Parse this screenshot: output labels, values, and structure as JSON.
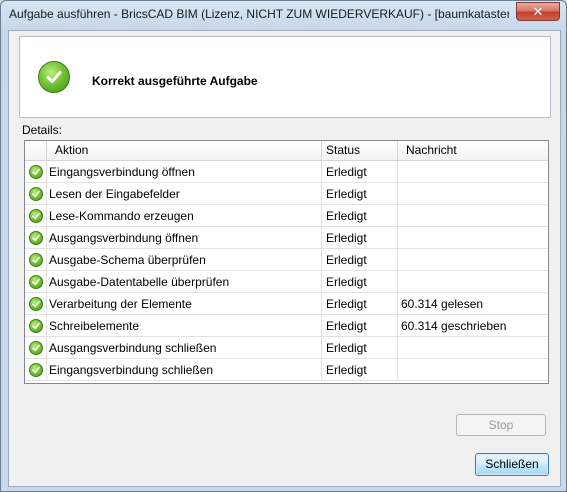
{
  "window": {
    "title": "Aufgabe ausführen - BricsCAD BIM (Lizenz, NICHT ZUM WIEDERVERKAUF) - [baumkataster_l...",
    "close_label": "✕"
  },
  "header": {
    "status_text": "Korrekt ausgeführte Aufgabe",
    "status_icon": "success-check-icon",
    "status_color": "#5cb82a"
  },
  "details": {
    "label": "Details:",
    "columns": [
      "",
      "Aktion",
      "Status",
      "Nachricht"
    ],
    "rows": [
      {
        "action": "Eingangsverbindung öffnen",
        "status": "Erledigt",
        "message": ""
      },
      {
        "action": "Lesen der Eingabefelder",
        "status": "Erledigt",
        "message": ""
      },
      {
        "action": "Lese-Kommando erzeugen",
        "status": "Erledigt",
        "message": ""
      },
      {
        "action": "Ausgangsverbindung öffnen",
        "status": "Erledigt",
        "message": ""
      },
      {
        "action": "Ausgabe-Schema überprüfen",
        "status": "Erledigt",
        "message": ""
      },
      {
        "action": "Ausgabe-Datentabelle überprüfen",
        "status": "Erledigt",
        "message": ""
      },
      {
        "action": "Verarbeitung der Elemente",
        "status": "Erledigt",
        "message": "60.314 gelesen"
      },
      {
        "action": "Schreibelemente",
        "status": "Erledigt",
        "message": "60.314 geschrieben"
      },
      {
        "action": "Ausgangsverbindung schließen",
        "status": "Erledigt",
        "message": ""
      },
      {
        "action": "Eingangsverbindung schließen",
        "status": "Erledigt",
        "message": ""
      }
    ]
  },
  "buttons": {
    "stop_label": "Stop",
    "close_label": "Schließen"
  }
}
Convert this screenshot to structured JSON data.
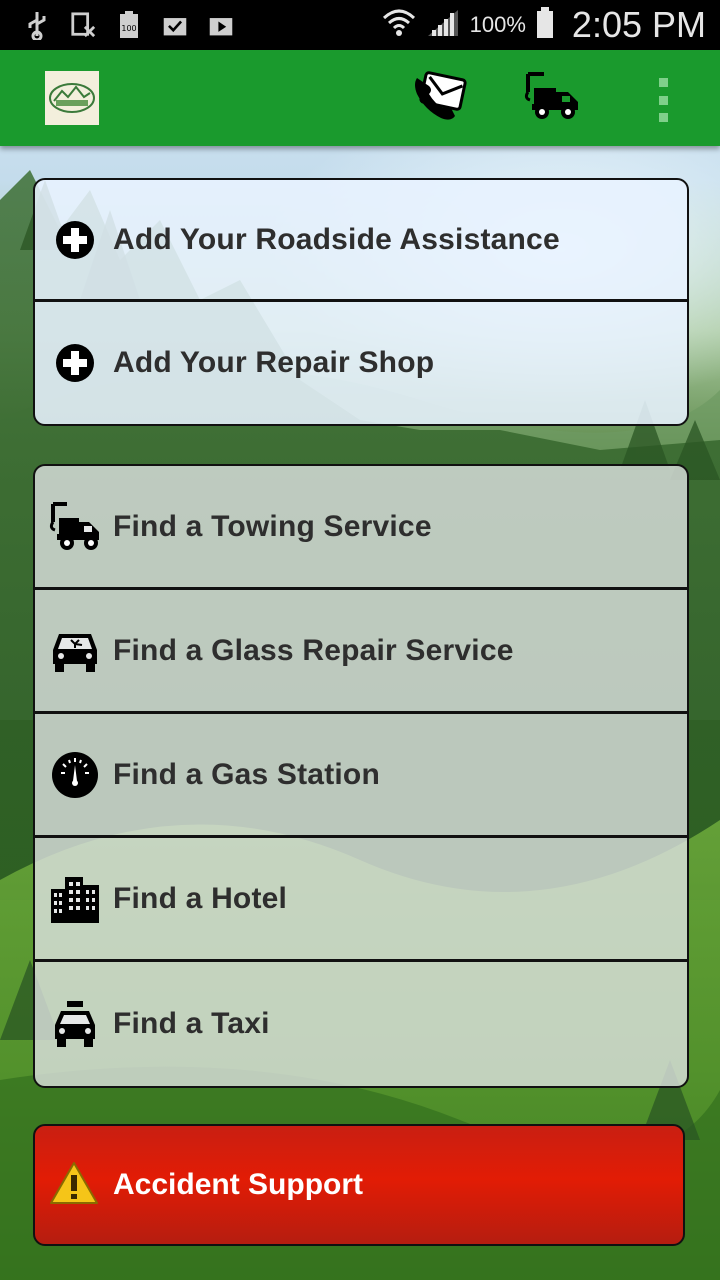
{
  "status_bar": {
    "battery_percent": "100%",
    "time": "2:05 PM"
  },
  "app_bar": {
    "logo": "app-logo",
    "actions": [
      {
        "icon": "phone-call-icon"
      },
      {
        "icon": "tow-truck-icon"
      },
      {
        "icon": "overflow-menu-icon"
      }
    ],
    "accent_color": "#1a9a2d"
  },
  "add_section": {
    "items": [
      {
        "label": "Add Your Roadside Assistance",
        "icon": "add-circle-icon"
      },
      {
        "label": "Add Your Repair Shop",
        "icon": "add-circle-icon"
      }
    ]
  },
  "find_section": {
    "items": [
      {
        "label": "Find a Towing Service",
        "icon": "tow-truck-icon"
      },
      {
        "label": "Find a Glass Repair Service",
        "icon": "broken-glass-car-icon"
      },
      {
        "label": "Find a Gas Station",
        "icon": "fuel-gauge-icon"
      },
      {
        "label": "Find a Hotel",
        "icon": "buildings-icon"
      },
      {
        "label": "Find a Taxi",
        "icon": "taxi-icon"
      }
    ]
  },
  "accident": {
    "label": "Accident Support",
    "icon": "warning-icon",
    "color": "#e21c05"
  }
}
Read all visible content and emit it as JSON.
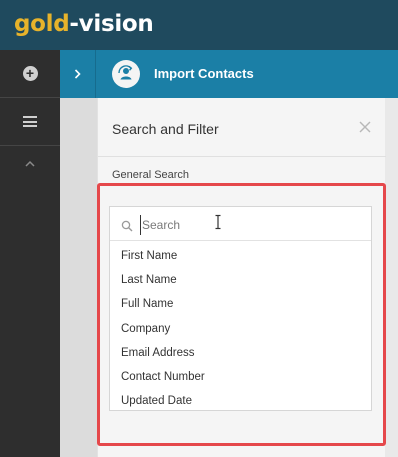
{
  "app": {
    "logo_part1": "gold",
    "logo_part2": "-vision",
    "colors": {
      "topbar": "#1f4a5e",
      "header": "#1b7fa6",
      "accent": "#e7b32b",
      "highlight": "#e5484b"
    }
  },
  "sidebar": {
    "icons": [
      "plus-circle-icon",
      "hamburger-menu-icon",
      "chevron-up-icon"
    ]
  },
  "header": {
    "title": "Import Contacts",
    "icon": "import-contacts-icon"
  },
  "panel": {
    "title": "Search and Filter",
    "section_label": "General Search",
    "search": {
      "placeholder": "Search",
      "value": ""
    },
    "options": [
      "First Name",
      "Last Name",
      "Full Name",
      "Company",
      "Email Address",
      "Contact Number",
      "Updated Date"
    ]
  }
}
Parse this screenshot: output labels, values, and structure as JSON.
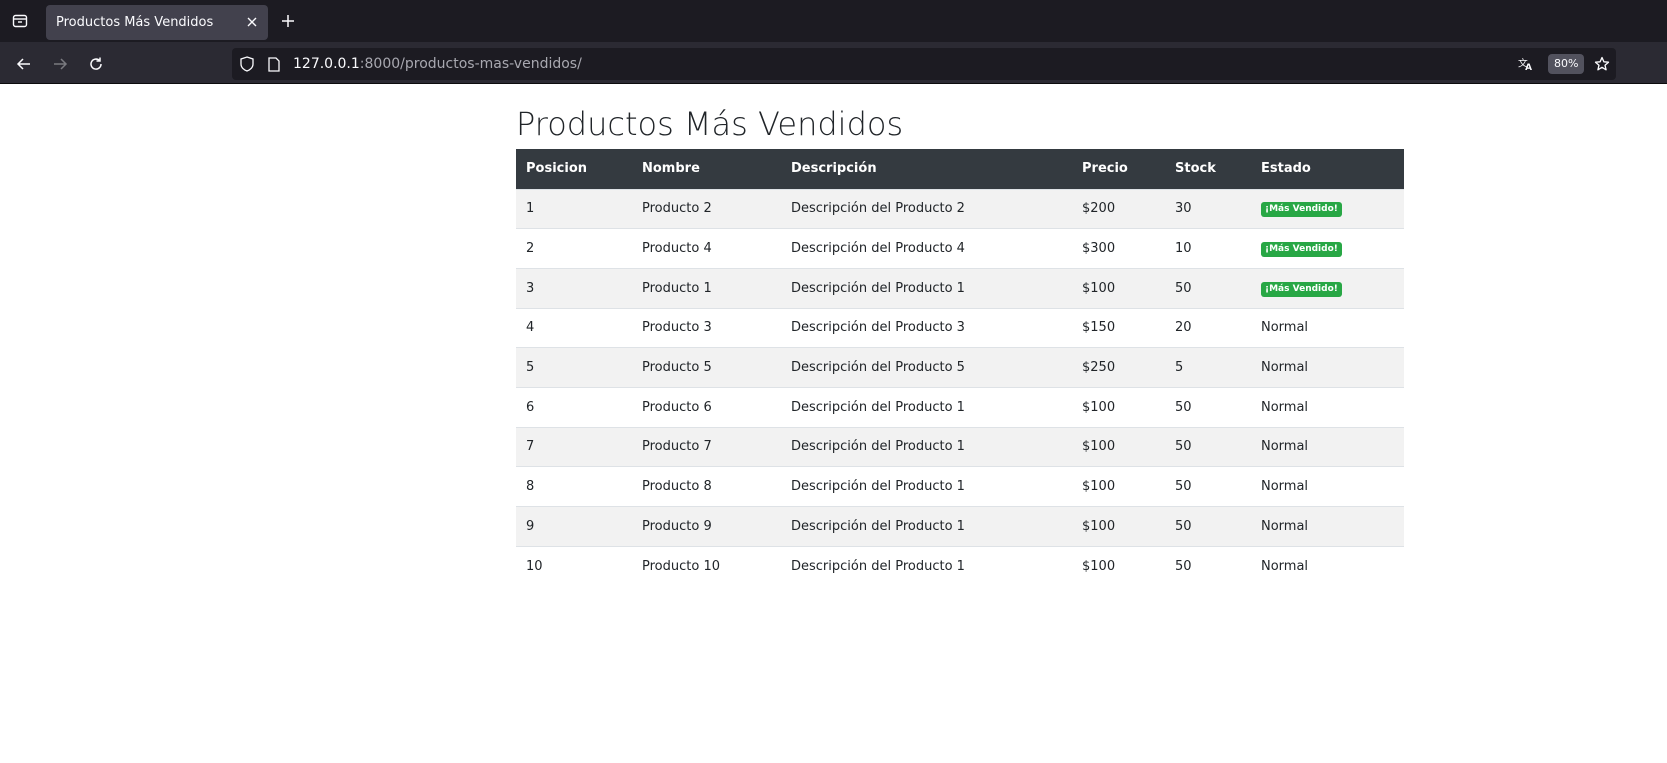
{
  "browser": {
    "tab_title": "Productos Más Vendidos",
    "url_host": "127.0.0.1",
    "url_rest": ":8000/productos-mas-vendidos/",
    "zoom": "80%"
  },
  "page": {
    "title": "Productos Más Vendidos",
    "columns": [
      "Posicion",
      "Nombre",
      "Descripción",
      "Precio",
      "Stock",
      "Estado"
    ],
    "rows": [
      {
        "pos": "1",
        "nombre": "Producto 2",
        "descripcion": "Descripción del Producto 2",
        "precio": "$200",
        "stock": "30",
        "estado": "¡Más Vendido!",
        "badge": true
      },
      {
        "pos": "2",
        "nombre": "Producto 4",
        "descripcion": "Descripción del Producto 4",
        "precio": "$300",
        "stock": "10",
        "estado": "¡Más Vendido!",
        "badge": true
      },
      {
        "pos": "3",
        "nombre": "Producto 1",
        "descripcion": "Descripción del Producto 1",
        "precio": "$100",
        "stock": "50",
        "estado": "¡Más Vendido!",
        "badge": true
      },
      {
        "pos": "4",
        "nombre": "Producto 3",
        "descripcion": "Descripción del Producto 3",
        "precio": "$150",
        "stock": "20",
        "estado": "Normal",
        "badge": false
      },
      {
        "pos": "5",
        "nombre": "Producto 5",
        "descripcion": "Descripción del Producto 5",
        "precio": "$250",
        "stock": "5",
        "estado": "Normal",
        "badge": false
      },
      {
        "pos": "6",
        "nombre": "Producto 6",
        "descripcion": "Descripción del Producto 1",
        "precio": "$100",
        "stock": "50",
        "estado": "Normal",
        "badge": false
      },
      {
        "pos": "7",
        "nombre": "Producto 7",
        "descripcion": "Descripción del Producto 1",
        "precio": "$100",
        "stock": "50",
        "estado": "Normal",
        "badge": false
      },
      {
        "pos": "8",
        "nombre": "Producto 8",
        "descripcion": "Descripción del Producto 1",
        "precio": "$100",
        "stock": "50",
        "estado": "Normal",
        "badge": false
      },
      {
        "pos": "9",
        "nombre": "Producto 9",
        "descripcion": "Descripción del Producto 1",
        "precio": "$100",
        "stock": "50",
        "estado": "Normal",
        "badge": false
      },
      {
        "pos": "10",
        "nombre": "Producto 10",
        "descripcion": "Descripción del Producto 1",
        "precio": "$100",
        "stock": "50",
        "estado": "Normal",
        "badge": false
      }
    ]
  },
  "colors": {
    "table_header_bg": "#343a40",
    "badge_green": "#28a745",
    "chrome_dark": "#1c1b22"
  },
  "icons": [
    "tab-list-icon",
    "close-icon",
    "plus-icon",
    "back-arrow-icon",
    "forward-arrow-icon",
    "reload-icon",
    "shield-icon",
    "page-icon",
    "translate-icon",
    "star-icon"
  ]
}
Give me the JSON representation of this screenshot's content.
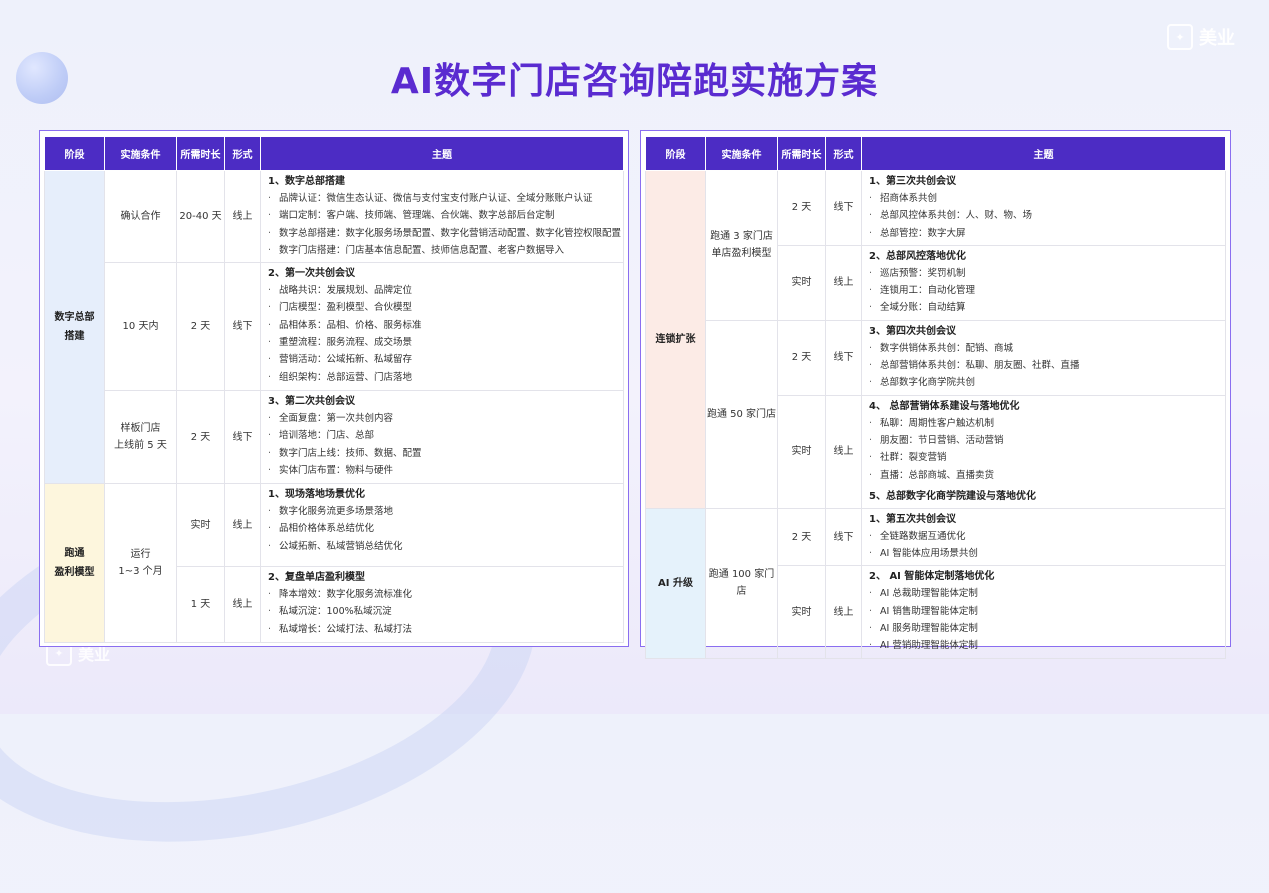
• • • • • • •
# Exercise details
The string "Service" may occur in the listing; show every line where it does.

# Response
        "label": "Find a Towing Service",
        "label": "Find a Glass Repair Service",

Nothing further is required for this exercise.